Like all federal opposition leaders before him, Tony Abbott has a burning ambition to become prime minister. There is nothing unusual about this. His methods, however, are less rudimentary.
Through upping the tempo of national politics, Abbott has come within striking distance of realising his goal, but he has also fundamentally changed political discourse in Australia in a way that is dangerous for our democracy.
There is no question that Tony Abbott uses distinct language to sell his message. Subtle as a sledgehammer, he routinely derides Prime Minister Julia Gillard as a “liar”. Any misstep or failure of the Prime Minister, however big or small, is “the worst ever” or further evidence of “the Government’s incompetence”.
Such lines certainly cut through in the media and Abbott’s straight-talking style appears to have resonated with an electorate disillusioned with the cryptic poli-speak that has all too often characterised the Rudd and Gillard prime ministerships.
Borrowing the shock-and-awe techniques of the Republicans in the United States, Abbott has sought to trash any sense of political consensus and make every policy debate so emotive and hotly contested that the public becomes disillusioned with the government.
It’s a strategy that creates a sense of perpetual crisis and controversy, to the point that even when something that is potentially electorally appealing is delivered, it’s seen as damaged goods.
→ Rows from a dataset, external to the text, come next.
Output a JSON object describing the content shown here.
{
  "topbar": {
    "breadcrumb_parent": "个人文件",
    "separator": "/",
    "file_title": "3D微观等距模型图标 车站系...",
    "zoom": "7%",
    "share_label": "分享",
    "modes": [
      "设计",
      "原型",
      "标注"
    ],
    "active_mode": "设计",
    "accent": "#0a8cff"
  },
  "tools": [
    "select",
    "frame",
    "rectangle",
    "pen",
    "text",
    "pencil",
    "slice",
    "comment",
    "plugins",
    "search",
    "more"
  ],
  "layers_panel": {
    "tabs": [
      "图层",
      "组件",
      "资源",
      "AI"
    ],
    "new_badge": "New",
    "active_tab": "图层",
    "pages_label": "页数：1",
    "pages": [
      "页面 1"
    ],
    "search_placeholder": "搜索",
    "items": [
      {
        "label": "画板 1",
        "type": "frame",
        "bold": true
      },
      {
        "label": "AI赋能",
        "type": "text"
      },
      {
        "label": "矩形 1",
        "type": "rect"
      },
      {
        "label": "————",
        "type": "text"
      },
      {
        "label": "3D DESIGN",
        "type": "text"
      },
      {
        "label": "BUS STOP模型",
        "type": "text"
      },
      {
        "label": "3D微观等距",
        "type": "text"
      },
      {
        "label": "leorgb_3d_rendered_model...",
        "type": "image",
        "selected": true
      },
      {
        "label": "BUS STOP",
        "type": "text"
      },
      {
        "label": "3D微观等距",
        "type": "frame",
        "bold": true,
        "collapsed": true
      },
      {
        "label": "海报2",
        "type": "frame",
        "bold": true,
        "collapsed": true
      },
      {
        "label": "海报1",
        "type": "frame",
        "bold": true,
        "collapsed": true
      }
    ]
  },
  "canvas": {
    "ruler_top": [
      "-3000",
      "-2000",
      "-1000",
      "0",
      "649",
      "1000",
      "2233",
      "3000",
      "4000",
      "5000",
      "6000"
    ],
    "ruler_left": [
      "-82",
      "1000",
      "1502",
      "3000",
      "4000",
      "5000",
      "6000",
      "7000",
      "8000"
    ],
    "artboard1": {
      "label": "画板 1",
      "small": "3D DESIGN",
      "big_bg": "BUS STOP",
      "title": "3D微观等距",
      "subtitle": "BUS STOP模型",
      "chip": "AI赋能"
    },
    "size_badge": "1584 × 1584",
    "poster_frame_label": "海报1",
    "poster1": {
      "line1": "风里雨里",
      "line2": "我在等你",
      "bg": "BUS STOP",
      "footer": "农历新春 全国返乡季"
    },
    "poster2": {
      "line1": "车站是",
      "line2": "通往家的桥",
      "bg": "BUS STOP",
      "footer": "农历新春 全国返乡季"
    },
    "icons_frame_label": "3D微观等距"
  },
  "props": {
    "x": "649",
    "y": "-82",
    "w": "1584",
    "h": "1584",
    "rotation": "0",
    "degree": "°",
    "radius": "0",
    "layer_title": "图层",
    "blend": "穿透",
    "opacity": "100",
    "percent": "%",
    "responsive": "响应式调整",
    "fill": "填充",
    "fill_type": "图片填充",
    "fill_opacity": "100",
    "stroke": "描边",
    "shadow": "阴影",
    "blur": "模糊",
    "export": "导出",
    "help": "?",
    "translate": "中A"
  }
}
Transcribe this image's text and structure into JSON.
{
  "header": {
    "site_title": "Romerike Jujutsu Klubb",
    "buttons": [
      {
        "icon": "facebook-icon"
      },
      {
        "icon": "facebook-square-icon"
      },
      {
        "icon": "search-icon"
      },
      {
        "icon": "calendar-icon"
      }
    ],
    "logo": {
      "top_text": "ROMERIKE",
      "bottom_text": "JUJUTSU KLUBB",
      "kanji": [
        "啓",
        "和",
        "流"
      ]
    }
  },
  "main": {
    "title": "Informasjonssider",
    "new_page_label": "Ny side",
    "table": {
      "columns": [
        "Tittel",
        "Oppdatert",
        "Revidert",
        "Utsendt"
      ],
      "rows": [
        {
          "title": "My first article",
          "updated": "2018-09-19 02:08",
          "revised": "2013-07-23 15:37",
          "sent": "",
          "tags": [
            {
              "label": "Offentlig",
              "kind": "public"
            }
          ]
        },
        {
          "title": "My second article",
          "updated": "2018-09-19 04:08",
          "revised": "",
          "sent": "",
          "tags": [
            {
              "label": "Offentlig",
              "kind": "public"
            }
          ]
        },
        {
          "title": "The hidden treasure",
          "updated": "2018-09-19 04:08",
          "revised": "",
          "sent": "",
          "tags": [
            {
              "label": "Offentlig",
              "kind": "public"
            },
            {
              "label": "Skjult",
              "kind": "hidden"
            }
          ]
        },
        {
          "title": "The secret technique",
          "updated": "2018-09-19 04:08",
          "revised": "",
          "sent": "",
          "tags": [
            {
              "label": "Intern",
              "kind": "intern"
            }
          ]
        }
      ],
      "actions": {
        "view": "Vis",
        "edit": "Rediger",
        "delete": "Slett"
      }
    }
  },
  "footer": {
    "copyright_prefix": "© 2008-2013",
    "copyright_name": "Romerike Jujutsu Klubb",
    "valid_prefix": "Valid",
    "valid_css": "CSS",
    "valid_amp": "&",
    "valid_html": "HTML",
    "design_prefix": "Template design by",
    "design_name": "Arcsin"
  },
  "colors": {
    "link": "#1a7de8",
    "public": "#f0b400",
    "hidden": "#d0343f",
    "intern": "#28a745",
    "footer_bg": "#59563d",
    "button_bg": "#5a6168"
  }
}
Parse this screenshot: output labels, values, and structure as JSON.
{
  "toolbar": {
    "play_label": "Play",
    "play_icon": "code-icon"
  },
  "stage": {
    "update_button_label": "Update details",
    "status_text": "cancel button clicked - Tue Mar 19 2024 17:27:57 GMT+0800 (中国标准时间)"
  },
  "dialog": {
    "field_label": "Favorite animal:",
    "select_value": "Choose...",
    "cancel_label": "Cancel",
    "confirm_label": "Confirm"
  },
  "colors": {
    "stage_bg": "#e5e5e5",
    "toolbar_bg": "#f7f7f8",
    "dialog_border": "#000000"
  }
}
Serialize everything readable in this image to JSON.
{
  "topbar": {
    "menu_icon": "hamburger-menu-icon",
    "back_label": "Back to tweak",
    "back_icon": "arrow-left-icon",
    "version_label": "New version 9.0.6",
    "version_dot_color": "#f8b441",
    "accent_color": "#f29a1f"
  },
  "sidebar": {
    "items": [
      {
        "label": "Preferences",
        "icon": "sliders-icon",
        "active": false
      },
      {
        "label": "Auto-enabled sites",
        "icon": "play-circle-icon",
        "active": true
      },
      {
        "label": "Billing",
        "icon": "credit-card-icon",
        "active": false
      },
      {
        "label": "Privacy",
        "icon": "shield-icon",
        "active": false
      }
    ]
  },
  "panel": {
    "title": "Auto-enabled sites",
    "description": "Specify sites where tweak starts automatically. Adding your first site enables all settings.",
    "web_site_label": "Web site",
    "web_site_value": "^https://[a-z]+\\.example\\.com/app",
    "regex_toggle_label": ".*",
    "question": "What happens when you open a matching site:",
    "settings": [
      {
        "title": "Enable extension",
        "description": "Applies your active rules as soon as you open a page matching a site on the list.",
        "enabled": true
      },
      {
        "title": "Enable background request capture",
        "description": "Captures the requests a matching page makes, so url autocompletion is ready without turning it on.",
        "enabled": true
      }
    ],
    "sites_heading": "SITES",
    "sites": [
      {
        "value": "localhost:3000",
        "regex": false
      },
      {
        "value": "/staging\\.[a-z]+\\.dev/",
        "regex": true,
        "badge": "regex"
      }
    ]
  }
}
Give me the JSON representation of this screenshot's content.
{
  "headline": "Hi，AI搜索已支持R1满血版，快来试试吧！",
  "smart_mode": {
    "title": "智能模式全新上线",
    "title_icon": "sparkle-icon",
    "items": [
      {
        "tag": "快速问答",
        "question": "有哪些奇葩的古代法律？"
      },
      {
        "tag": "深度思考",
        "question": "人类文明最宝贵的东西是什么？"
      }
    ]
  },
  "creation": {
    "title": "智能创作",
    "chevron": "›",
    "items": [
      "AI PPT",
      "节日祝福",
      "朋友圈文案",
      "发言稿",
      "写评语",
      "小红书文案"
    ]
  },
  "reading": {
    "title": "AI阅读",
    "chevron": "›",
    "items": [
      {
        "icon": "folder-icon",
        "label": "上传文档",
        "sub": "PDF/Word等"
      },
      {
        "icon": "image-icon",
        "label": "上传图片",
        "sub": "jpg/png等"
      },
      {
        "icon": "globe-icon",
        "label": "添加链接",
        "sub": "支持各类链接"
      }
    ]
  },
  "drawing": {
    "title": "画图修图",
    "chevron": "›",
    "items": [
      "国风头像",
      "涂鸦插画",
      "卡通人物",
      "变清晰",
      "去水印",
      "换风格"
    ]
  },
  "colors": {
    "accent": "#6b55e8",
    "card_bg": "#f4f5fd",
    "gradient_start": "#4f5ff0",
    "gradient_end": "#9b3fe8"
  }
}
The water is so muddied that a win is no longer a win.
This strategy has proved devastatingly effective for Abbott, and if the polls are correct, he is on the cusp of achieving one of the most decisive victories in our history, but at what cost?
Australia is experiencing a period of political malaise with many voters despairing at the state of the country. Over the last three years, any sense of good will and civility in political discourse has all but evaporated. Gillard and Abbott are locked in a fight to the political death and the Australian public are unwilling spectators.
The Parliament has become a place of brutal combat. Virtually all policy debates are characterised as battles, with winners and losers. There is no room for policy nuance. In this context, it is easy to understand why many voters are tuning out from the entire political process, not to mention giving up on ever trying to evaluate policy proposals on their merits.
Through his use of intemperate language, Abbott has also legitimised the more extreme aspects of our politics. Fringe groups with views that have traditionally been dismissed as offensive or inappropriate have been brought into the mainstream. Who can forget the disturbing scenes of Mr Abbott standing before hate placards at anti-carbon tax rallies last year?
The use of hyperbole has also undermined the capacity of the nation to make judgements and affected our sense of perspective. How can the Australian people seriously assess the gravity of the Government’s failings, when every error is characterised as the “worst ever”?
The government of which Abbott was a part was not immune to scandal. Indeed, under John Howard’s prime ministership there was the ‘children overboard’ affair and the illegal war on Iraq. These are not trivial matters, but in the new political discourse they pail into insignificance in comparison to the actions of Peter Slipper or Craig Thompson.
Unfortunately, Gillard herself is complicit in this, as she fails to offer any broader historical perspective, rather evoking the Howard prime ministership as a template for managing her own scandals.
These are troubling developments and it is not fair to place the blame entirely at Abbott’s feet; he is aided by the complicity of some sections of the media and a Government that has been all too willing to dance to his tune.
However, Abbott’s status as opposition leader and alternative prime minister does provide him with a unique platform from which to influence national politics.
No matter who prevails at the next election, there are no winners in the unedifying race to the bottom that national politics has become.
This piece was first published on The Drum Opinion on the 3rd of May 2012.